MA in International Relations with Specialization in Diplomacy Studies
Track 202: Diplomacy studies – one year - Non-Thesis Track
9 Courses - 36 credit hours (3 core courses and 6 elective courses)
Final project (30-40 pages).
In this track students will be required to complete at least two seminar papers (20-30 pages each) and one final paper – final project (30-40 pages). Students should obtain the consent of one of their faculty member to supervise their final project. The final project should be submitted, and its approval by its supervisor is one of the preconditions for graduating.
MA in International Relations Dual Degree with University of Warsaw
Track 201: Dual Degree with Warsaw University - two years - Thesis Track
First year in Haifa: three semesters - 6 Courses - approximately 60 ECTS : 4 core courses and 2 elective courses (4 weekly hours per semester in each course).
Second year in Warsaw: two semesters - 12 Courses - 60 ECTS: 27 ECTS - obligatory modules, 03 ECTS - general elective modules and 30 ECTS - restricted choice modules.
Final assignment: Thesis Research Paper.
By the end of second year students must submit the final thesis research paper (40-60 pages) under supervision of two lecturers. Students are responsible for finding two supervisors: one from the Department of International Relations in Warsaw University and one from the Division of International Relations in Haifa University. A master’s thesis is an independent research project, and the pace of progress largely depends on the student’s efforts. Completion of a thesis may often require more than two years. Students, who begin their studies in Dual degree program, are expected to begin their research on MA thesis during their first year and to conclude it during the second year of studies in Warsaw. Extension of the studies beyond the two- year limit will require an additional fee.
During the first year Dual Degree program students will be required to write at least one seminar paper (20-30 pages each).
For Both tracks:
The study of the Hebrew and the Arab languages is not included in the program curriculum. However, the study of languages is available through the International School at an additional cost.
Please note that language course grades are not calculated into the MA GPA, but they do appear on the student's transcript. The language courses begin prior to the MA program start date. Please contact the International School at for exact dates.
Practicum for the excellent students:
The practicum is a field experience in organizations which practice Diplomacy (Embassies and NPOs). This will be an option for a few of the program's students, on the basis of their fall semester grades. Among the institutions which will provide auspices for this internship are: Mitvim - The Israeli Institute for Regional Foreign Policies and a few foreign embassies.
In addition to the practicum/internship, the program will furnish exposure to NGOs for Arab-Jewish and Israeli-Palestinian coexistence and Middle East peace processes.Participation in field trips is mandatory for all students in both tracks.
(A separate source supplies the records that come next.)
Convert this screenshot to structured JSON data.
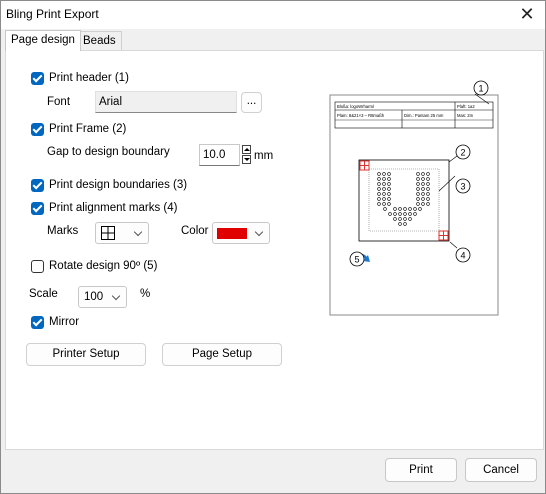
{
  "window": {
    "title": "Bling Print Export"
  },
  "tabs": [
    {
      "label": "Page design"
    },
    {
      "label": "Beads"
    }
  ],
  "options": {
    "print_header": {
      "label": "Print header (1)",
      "checked": true
    },
    "font_label": "Font",
    "font_value": "Arial",
    "font_browse_label": "...",
    "print_frame": {
      "label": "Print Frame (2)",
      "checked": true
    },
    "gap_label": "Gap to design boundary",
    "gap_value": "10.0",
    "gap_unit": "mm",
    "print_design_boundaries": {
      "label": "Print design boundaries (3)",
      "checked": true
    },
    "print_alignment_marks": {
      "label": "Print alignment marks (4)",
      "checked": true
    },
    "marks_label": "Marks",
    "marks_icon": "grid-cross-icon",
    "color_label": "Color",
    "color_value": "#e00000",
    "rotate_design": {
      "label": "Rotate design 90º (5)",
      "checked": false
    },
    "scale_label": "Scale",
    "scale_value": "100",
    "scale_unit": "%",
    "mirror": {
      "label": "Mirror",
      "checked": true
    }
  },
  "buttons": {
    "printer_setup": "Printer Setup",
    "page_setup": "Page Setup",
    "print": "Print",
    "cancel": "Cancel"
  },
  "preview": {
    "header_cells": {
      "r1c1": "Bloßa: logoWrharml",
      "r1c2": "Plaft: 1a2",
      "r2c1": "Plam: 8&21×3 – R8maßh",
      "r2c2": "Dim.: Pantam 25 mm",
      "r2c3": "Mas: 2m"
    },
    "callouts": [
      "1",
      "2",
      "3",
      "4",
      "5"
    ],
    "mark_color": "#e03030",
    "rotate_arrow_color": "#1e78d0"
  }
}
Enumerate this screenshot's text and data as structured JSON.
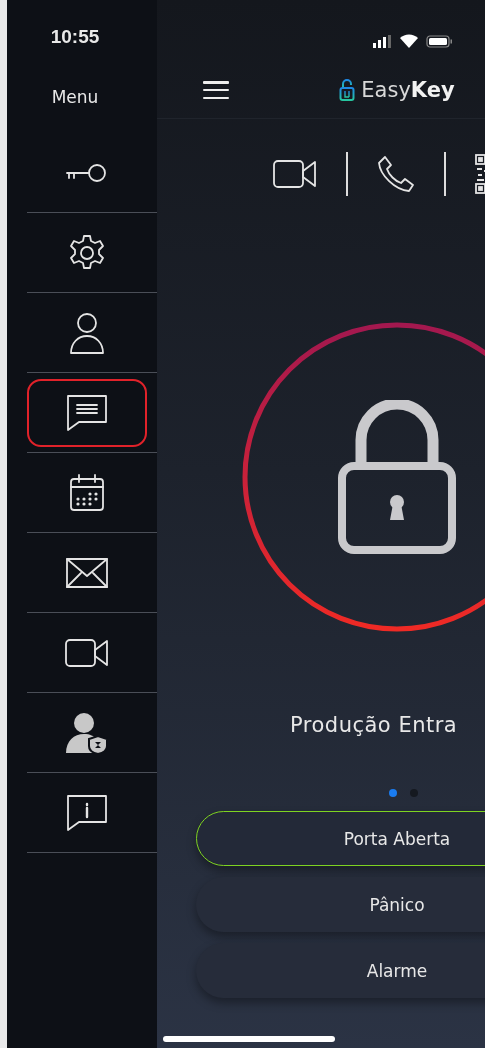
{
  "status_bar": {
    "time": "10:55"
  },
  "menu": {
    "title": "Menu",
    "items": [
      {
        "kind": "key",
        "selected": false
      },
      {
        "kind": "settings",
        "selected": false
      },
      {
        "kind": "user",
        "selected": false
      },
      {
        "kind": "chat",
        "selected": true
      },
      {
        "kind": "calendar",
        "selected": false
      },
      {
        "kind": "mail",
        "selected": false
      },
      {
        "kind": "video",
        "selected": false
      },
      {
        "kind": "user-shield",
        "selected": false
      },
      {
        "kind": "info",
        "selected": false
      }
    ]
  },
  "header": {
    "logo": "Easy**Key**"
  },
  "toolbar": [
    {
      "kind": "video"
    },
    {
      "kind": "phone"
    },
    {
      "kind": "qr"
    }
  ],
  "device": {
    "name": "Produção Entra"
  },
  "pager": [
    {
      "selected": true
    },
    {
      "selected": false
    }
  ],
  "actions": [
    {
      "label": "Porta Aberta",
      "selected": true
    },
    {
      "label": "Pânico",
      "selected": false
    },
    {
      "label": "Alarme",
      "selected": false
    }
  ]
}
Field trips, simulation games, guest lectures and expert panel discussions will enhance the courses. The interactions between the program's international students coming from different countries will expand the students' experience and knowledge.
Students must attend at least four departmental seminars during the school year. The announcement about departmental seminars will be transferred by email by the Secretariat about a week prior to the seminar.
Role-playing simulations serve as one of the most effective educational instruments in the study of peace and conflict management. The simulations have two major educational motivations. The first is empathizing with the role that will be played. This requires learning about a political group’s interests, fears, previous experiences, internal divisions, norms and culture. The second element of the simulation is experiencing strategic decision-making. This requires learning how to collect information about the other actors as well as one’s own capabilities and limitations, formulation of detailed policy alternatives, predicting how the other actors will respond to each policy and experiencing the actual reaction of the other actors as well as unexpected initiatives of they might launch. The participants have the opportunity to backtrack and repeat the simulation and discover what would have happened if they had chosen an alternative strategy.